_EXERCISE:_
Whenever a line in the data below includes the string "JSON", copy it out.

** Opening DATA FOR ANALYSIS block **

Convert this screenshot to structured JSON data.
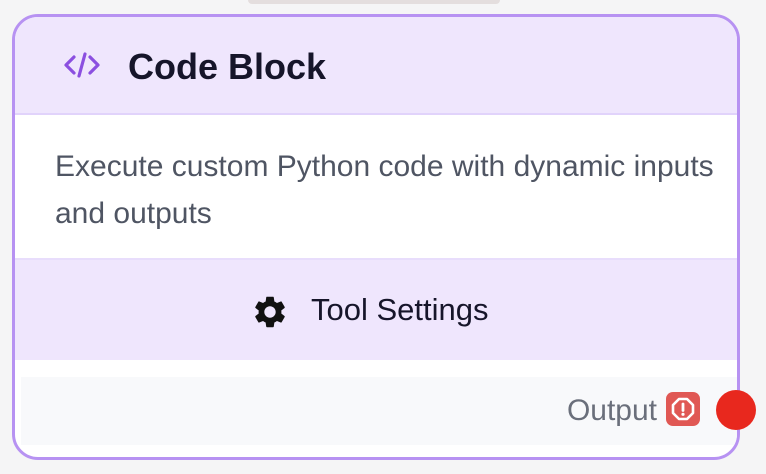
{
  "node": {
    "title": "Code Block",
    "icon": "code-icon",
    "description": "Execute custom Python code with dynamic inputs and outputs",
    "settings_button": {
      "label": "Tool Settings",
      "icon": "gear-icon"
    },
    "output": {
      "label": "Output",
      "status_icon": "warning-icon",
      "handle_color": "#e8281e"
    }
  },
  "colors": {
    "accent_border": "#b792f2",
    "header_bg": "#efe6fd",
    "icon_purple": "#8b4fe0",
    "warning_red": "#e05854"
  }
}
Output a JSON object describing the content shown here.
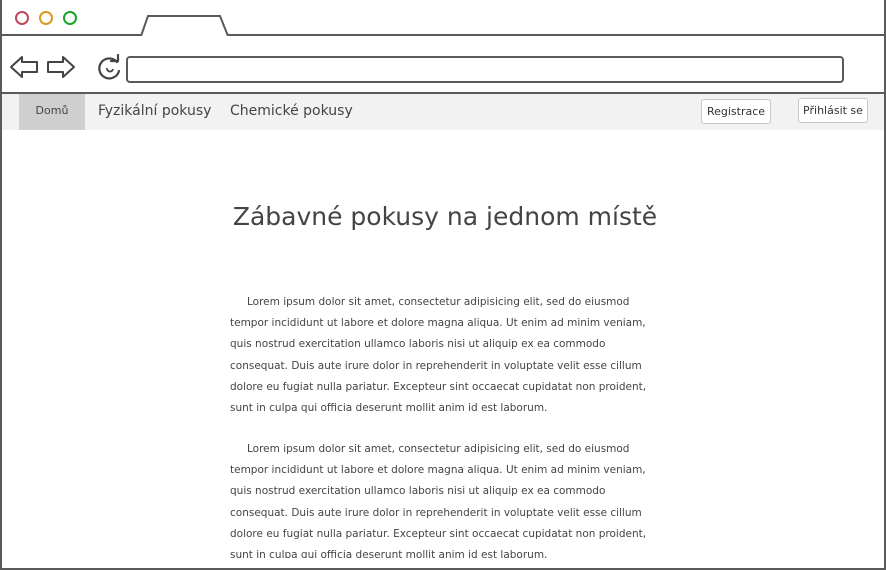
{
  "browser": {
    "address_value": "",
    "icons": [
      "back-arrow-icon",
      "forward-arrow-icon",
      "reload-icon"
    ]
  },
  "menu": {
    "home": "Domů",
    "physics": "Fyzikální pokusy",
    "chemistry": "Chemické pokusy",
    "register": "Registrace",
    "login": "Přihlásit se"
  },
  "main": {
    "title": "Zábavné pokusy na jednom místě",
    "paragraphs": [
      "Lorem ipsum dolor sit amet, consectetur adipisicing elit, sed do eiusmod tempor incididunt ut labore et dolore magna aliqua. Ut enim ad minim veniam, quis nostrud exercitation ullamco laboris nisi ut aliquip ex ea commodo consequat. Duis aute irure dolor in reprehenderit in voluptate velit esse cillum dolore eu fugiat nulla pariatur. Excepteur sint occaecat cupidatat non proident, sunt in culpa qui officia deserunt mollit anim id est laborum.",
      "Lorem ipsum dolor sit amet, consectetur adipisicing elit, sed do eiusmod tempor incididunt ut labore et dolore magna aliqua. Ut enim ad minim veniam, quis nostrud exercitation ullamco laboris nisi ut aliquip ex ea commodo consequat. Duis aute irure dolor in reprehenderit in voluptate velit esse cillum dolore eu fugiat nulla pariatur. Excepteur sint occaecat cupidatat non proident, sunt in culpa qui officia deserunt mollit anim id est laborum."
    ]
  },
  "colors": {
    "frame": "#5a5a5a",
    "menu_bg": "#f2f2f2",
    "active_tab_bg": "#cfcfcf",
    "close_dot": "#c0485a",
    "minimize_dot": "#d89a1e",
    "maximize_dot": "#19a52a"
  }
}
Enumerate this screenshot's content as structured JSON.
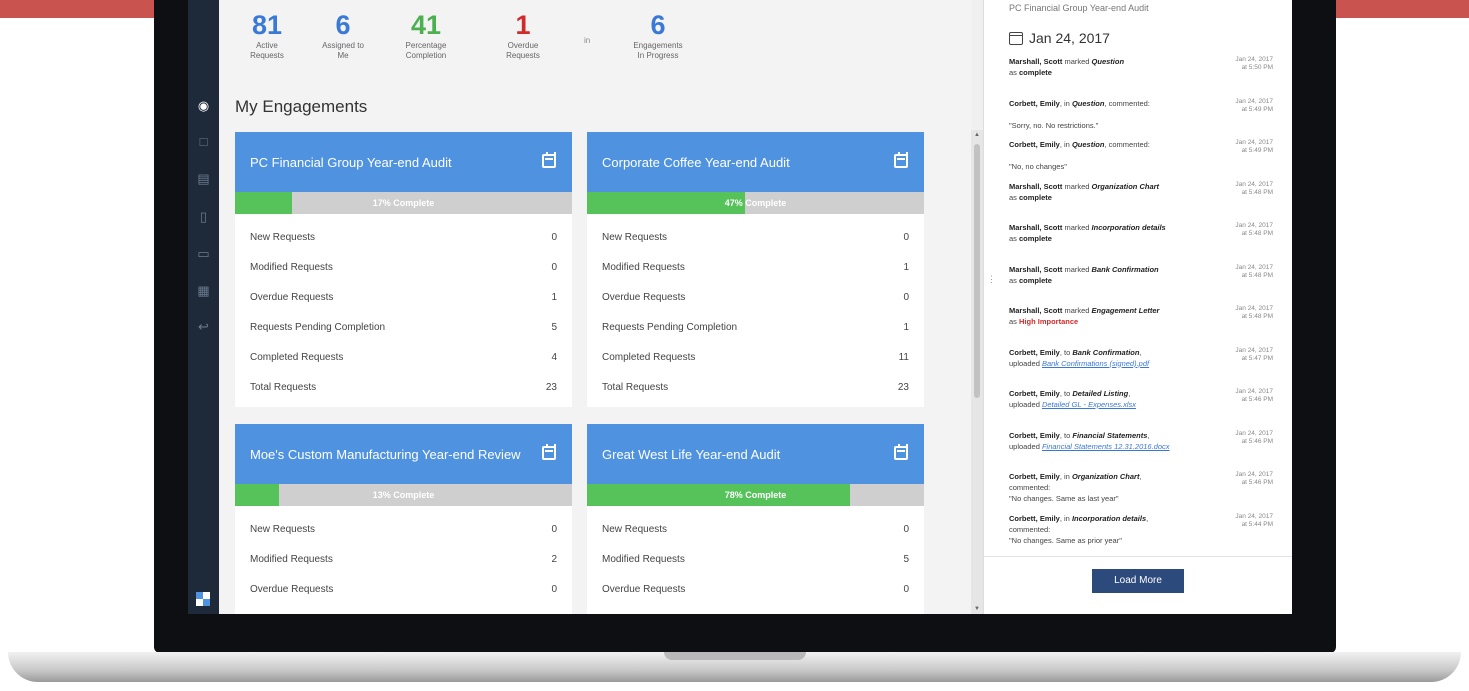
{
  "colors": {
    "top_bar": "#c9534f",
    "sidebar": "#1e2a3a",
    "card_header": "#4f92e0",
    "progress_fill": "#55c25a",
    "progress_track": "#cfcfcf",
    "stat_blue": "#3a7ad6",
    "stat_green": "#4cb050",
    "stat_red": "#d02a2a",
    "load_more": "#2d4a7c"
  },
  "sidebar": {
    "icons": [
      "dashboard-icon",
      "document-icon",
      "inbox-icon",
      "bookmark-icon",
      "contact-card-icon",
      "clipboard-icon",
      "logout-icon"
    ],
    "logo": "app-logo"
  },
  "stats": [
    {
      "value": "81",
      "label_1": "Active",
      "label_2": "Requests",
      "color": "#3a7ad6"
    },
    {
      "value": "6",
      "label_1": "Assigned to",
      "label_2": "Me",
      "color": "#3a7ad6"
    },
    {
      "value": "41",
      "label_1": "Percentage",
      "label_2": "Completion",
      "color": "#4cb050"
    },
    {
      "value": "1",
      "label_1": "Overdue",
      "label_2": "Requests",
      "color": "#d02a2a"
    },
    {
      "value": "6",
      "label_1": "Engagements",
      "label_2": "In Progress",
      "color": "#3a7ad6"
    }
  ],
  "stats_in_label": "in",
  "section_title": "My Engagements",
  "engagements": [
    {
      "title": "PC Financial Group Year-end Audit",
      "progress": 0.17,
      "progress_label": "17% Complete",
      "rows": [
        {
          "label": "New Requests",
          "value": "0"
        },
        {
          "label": "Modified Requests",
          "value": "0"
        },
        {
          "label": "Overdue Requests",
          "value": "1"
        },
        {
          "label": "Requests Pending Completion",
          "value": "5"
        },
        {
          "label": "Completed Requests",
          "value": "4"
        },
        {
          "label": "Total Requests",
          "value": "23"
        }
      ]
    },
    {
      "title": "Corporate Coffee Year-end Audit",
      "progress": 0.47,
      "progress_label": "47% Complete",
      "rows": [
        {
          "label": "New Requests",
          "value": "0"
        },
        {
          "label": "Modified Requests",
          "value": "1"
        },
        {
          "label": "Overdue Requests",
          "value": "0"
        },
        {
          "label": "Requests Pending Completion",
          "value": "1"
        },
        {
          "label": "Completed Requests",
          "value": "11"
        },
        {
          "label": "Total Requests",
          "value": "23"
        }
      ]
    },
    {
      "title": "Moe's Custom Manufacturing Year-end Review",
      "progress": 0.13,
      "progress_label": "13% Complete",
      "rows": [
        {
          "label": "New Requests",
          "value": "0"
        },
        {
          "label": "Modified Requests",
          "value": "2"
        },
        {
          "label": "Overdue Requests",
          "value": "0"
        }
      ]
    },
    {
      "title": "Great West Life Year-end Audit",
      "progress": 0.78,
      "progress_label": "78% Complete",
      "rows": [
        {
          "label": "New Requests",
          "value": "0"
        },
        {
          "label": "Modified Requests",
          "value": "5"
        },
        {
          "label": "Overdue Requests",
          "value": "0"
        }
      ]
    }
  ],
  "feed": {
    "header": "PC Financial Group Year-end Audit",
    "date": "Jan 24, 2017",
    "load_more": "Load More",
    "entries": [
      {
        "who": "Marshall, Scott",
        "pre": " marked ",
        "obj": "Question",
        "mid": "",
        "post": "as ",
        "bold": "complete",
        "boldClass": "bold",
        "link": "",
        "quote": "",
        "time1": "Jan 24, 2017",
        "time2": "at 5:50 PM"
      },
      {
        "who": "Corbett, Emily",
        "pre": ", in ",
        "obj": "Question",
        "mid": ", commented:",
        "post": "",
        "bold": "",
        "boldClass": "",
        "link": "",
        "quote": "\"Sorry, no. No restrictions.\"",
        "time1": "Jan 24, 2017",
        "time2": "at 5:49 PM"
      },
      {
        "who": "Corbett, Emily",
        "pre": ", in ",
        "obj": "Question",
        "mid": ", commented:",
        "post": "",
        "bold": "",
        "boldClass": "",
        "link": "",
        "quote": "\"No, no changes\"",
        "time1": "Jan 24, 2017",
        "time2": "at 5:49 PM"
      },
      {
        "who": "Marshall, Scott",
        "pre": " marked ",
        "obj": "Organization Chart",
        "mid": "",
        "post": "as ",
        "bold": "complete",
        "boldClass": "bold",
        "link": "",
        "quote": "",
        "time1": "Jan 24, 2017",
        "time2": "at 5:48 PM"
      },
      {
        "who": "Marshall, Scott",
        "pre": " marked ",
        "obj": "Incorporation details",
        "mid": "",
        "post": "as ",
        "bold": "complete",
        "boldClass": "bold",
        "link": "",
        "quote": "",
        "time1": "Jan 24, 2017",
        "time2": "at 5:48 PM"
      },
      {
        "who": "Marshall, Scott",
        "pre": " marked ",
        "obj": "Bank Confirmation",
        "mid": "",
        "post": "as ",
        "bold": "complete",
        "boldClass": "bold",
        "link": "",
        "quote": "",
        "time1": "Jan 24, 2017",
        "time2": "at 5:48 PM"
      },
      {
        "who": "Marshall, Scott",
        "pre": " marked ",
        "obj": "Engagement Letter",
        "mid": "",
        "post": "as ",
        "bold": "High Importance",
        "boldClass": "red",
        "link": "",
        "quote": "",
        "time1": "Jan 24, 2017",
        "time2": "at 5:48 PM"
      },
      {
        "who": "Corbett, Emily",
        "pre": ", to ",
        "obj": "Bank Confirmation",
        "mid": ",",
        "post": "uploaded ",
        "bold": "",
        "boldClass": "",
        "link": "Bank Confirmations (signed).pdf",
        "quote": "",
        "time1": "Jan 24, 2017",
        "time2": "at 5:47 PM"
      },
      {
        "who": "Corbett, Emily",
        "pre": ", to ",
        "obj": "Detailed Listing",
        "mid": ",",
        "post": "uploaded ",
        "bold": "",
        "boldClass": "",
        "link": "Detailed GL - Expenses.xlsx",
        "quote": "",
        "time1": "Jan 24, 2017",
        "time2": "at 5:46 PM"
      },
      {
        "who": "Corbett, Emily",
        "pre": ", to ",
        "obj": "Financial Statements",
        "mid": ",",
        "post": "uploaded ",
        "bold": "",
        "boldClass": "",
        "link": "Financial Statements 12.31.2016.docx",
        "quote": "",
        "time1": "Jan 24, 2017",
        "time2": "at 5:46 PM"
      },
      {
        "who": "Corbett, Emily",
        "pre": ", in ",
        "obj": "Organization Chart",
        "mid": ",",
        "post": "commented:",
        "bold": "",
        "boldClass": "",
        "link": "",
        "quote": "\"No changes. Same as last year\"",
        "time1": "Jan 24, 2017",
        "time2": "at 5:46 PM"
      },
      {
        "who": "Corbett, Emily",
        "pre": ", in ",
        "obj": "Incorporation details",
        "mid": ",",
        "post": "commented:",
        "bold": "",
        "boldClass": "",
        "link": "",
        "quote": "\"No changes. Same as prior year\"",
        "time1": "Jan 24, 2017",
        "time2": "at 5:44 PM"
      }
    ]
  }
}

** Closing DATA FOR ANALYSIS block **

_EXERCISE SOLUTION:_
Convert this screenshot to structured JSON data.
Output a JSON object describing the content shown here.
Enumerate this screenshot's content as structured JSON.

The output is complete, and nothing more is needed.